Healthcare costs attributable to secondhand smoke exposure at home for U.S. adults.
- Author(s): Yao, Tingting
- Sung, Hai-Yen
- Wang, Yingning
- Lightwood, James
- Max, Wendy
- et al.
Published Web Locationhttps://doi.org/10.1016/j.ypmed.2017.12.028

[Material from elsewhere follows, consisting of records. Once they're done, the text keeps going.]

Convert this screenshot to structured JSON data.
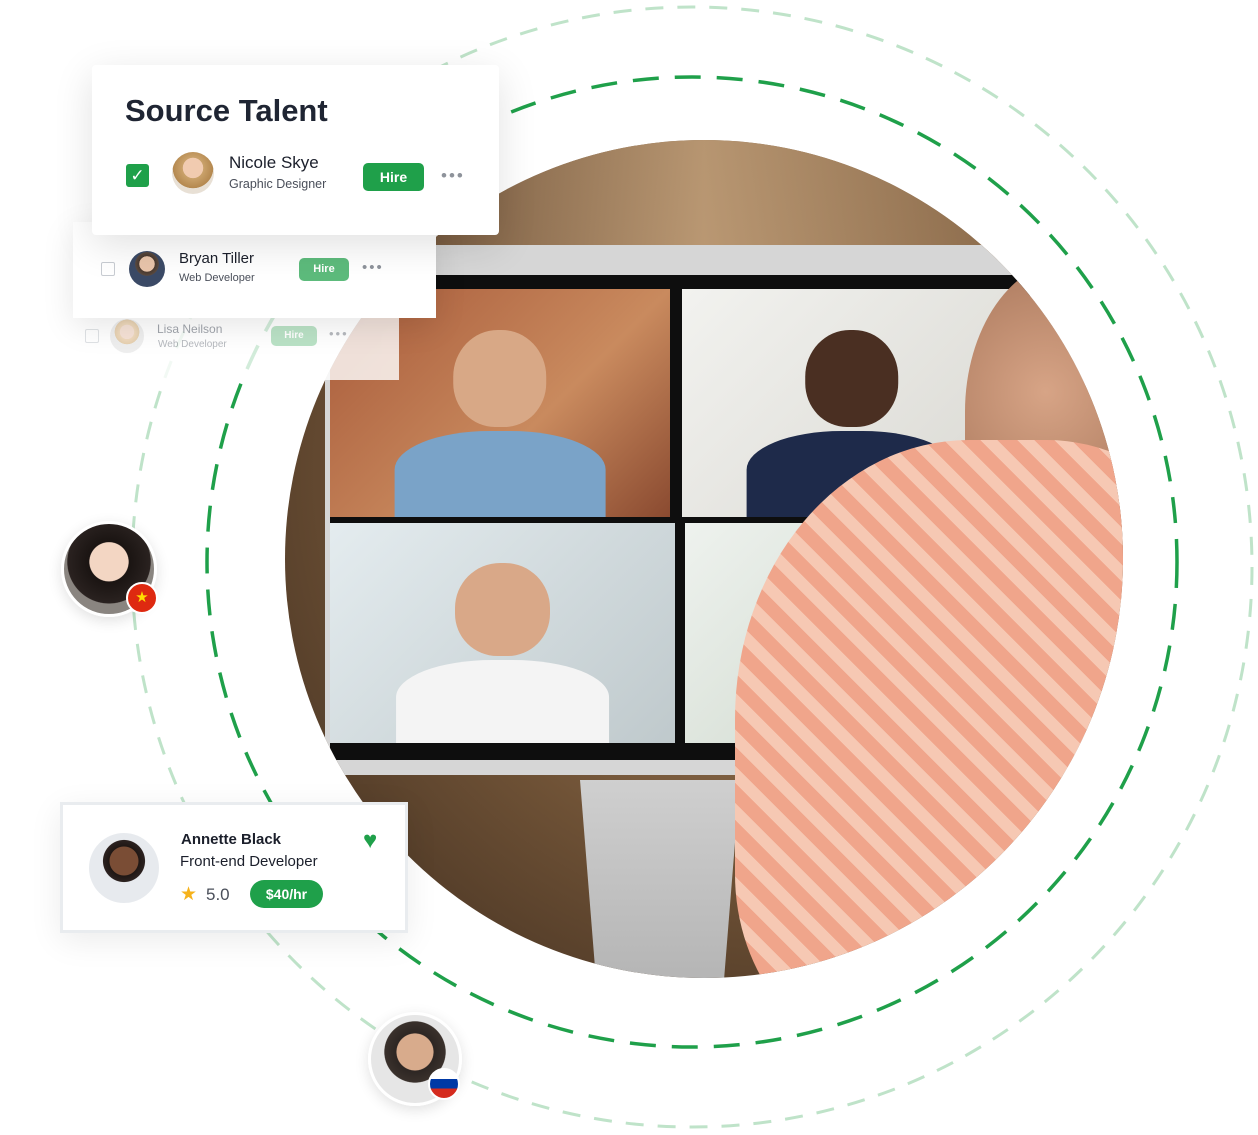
{
  "colors": {
    "accent": "#1fa04a",
    "accent_light": "#5dbb7c",
    "ring_light": "#bfe3c9"
  },
  "source_talent": {
    "title": "Source Talent",
    "candidates": [
      {
        "name": "Nicole Skye",
        "role": "Graphic Designer",
        "checked": true,
        "hire_label": "Hire"
      },
      {
        "name": "Bryan Tiller",
        "role": "Web Developer",
        "checked": false,
        "hire_label": "Hire"
      },
      {
        "name": "Lisa Neilson",
        "role": "Web Developer",
        "checked": false,
        "hire_label": "Hire"
      }
    ],
    "more_label": "•••"
  },
  "featured": {
    "name": "Annette Black",
    "role": "Front-end Developer",
    "rating": "5.0",
    "rate": "$40/hr",
    "flag": "us-flag-icon",
    "favorite_icon": "heart-icon"
  },
  "floating_avatars": [
    {
      "flag": "china-flag-icon"
    },
    {
      "flag": "russia-flag-icon"
    }
  ],
  "icons": {
    "check": "✓",
    "star": "★",
    "heart": "♥",
    "cn_star": "★"
  }
}
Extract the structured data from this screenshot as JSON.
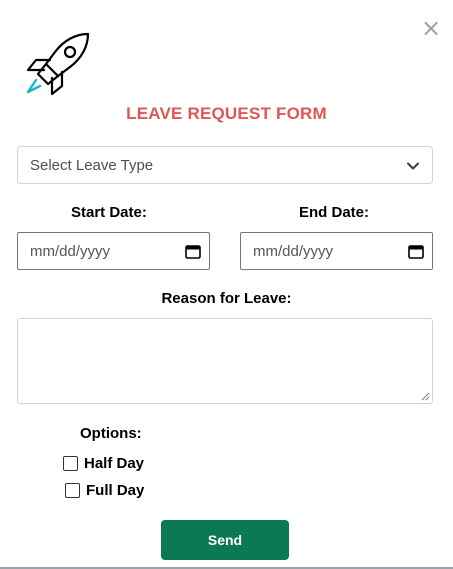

OBJECTIVE:To estimate healthcare costs attributable to secondhand smoke (SHS) exposure at home among nonsmoking adults (18+) in the U.S. METHODS:We analyzed data on nonsmoking adults (N=67,735) from the 2000, 2005, and 2010 (the latest available data on SHS exposure at home) U.S. National Health Interview Surveys. This study was conducted from 2015 to 2017. We examined hospital nights, home care visits, doctor visits, and emergency room (ER) visits. For each, we analyzed the association of SHS exposure at home with healthcare utilization with a Zero-Inflated Poisson regression model controlling for socio-demographic and other risk characteristics. Excess healthcare utilization attributable to SHS exposure at home was determined and multiplied by unit costs derived from the 2014 Medical Expenditures Panel Survey to determine annual SHS-attributable healthcare costs. RESULTS:SHS exposure at home was positively associated with hospital nights and ER visits, but was not statistically associated with home care visits and doctor visits. Exposed adults had 1.28 times more hospital nights and 1.16 times more ER visits than non-exposed adults. Annual SHS-attributable healthcare costs totaled $4.6 billion (including $3.8 billion for hospital nights and $0.8 billion for ER visits, 2014 dollars) in 2000, $2.1 billion (including $1.8 billion for hospital nights and $0.3 billion for ER visits) in 2005, and $1.9 billion (including $1.6 billion for hospital nights and $0.4 billion for ER visits) in 2010. CONCLUSIONS:SHS-attributable costs remain high, but have fallen over time. Tobacco control efforts are needed to further reduce SHS exposure at home and associated healthcare costs.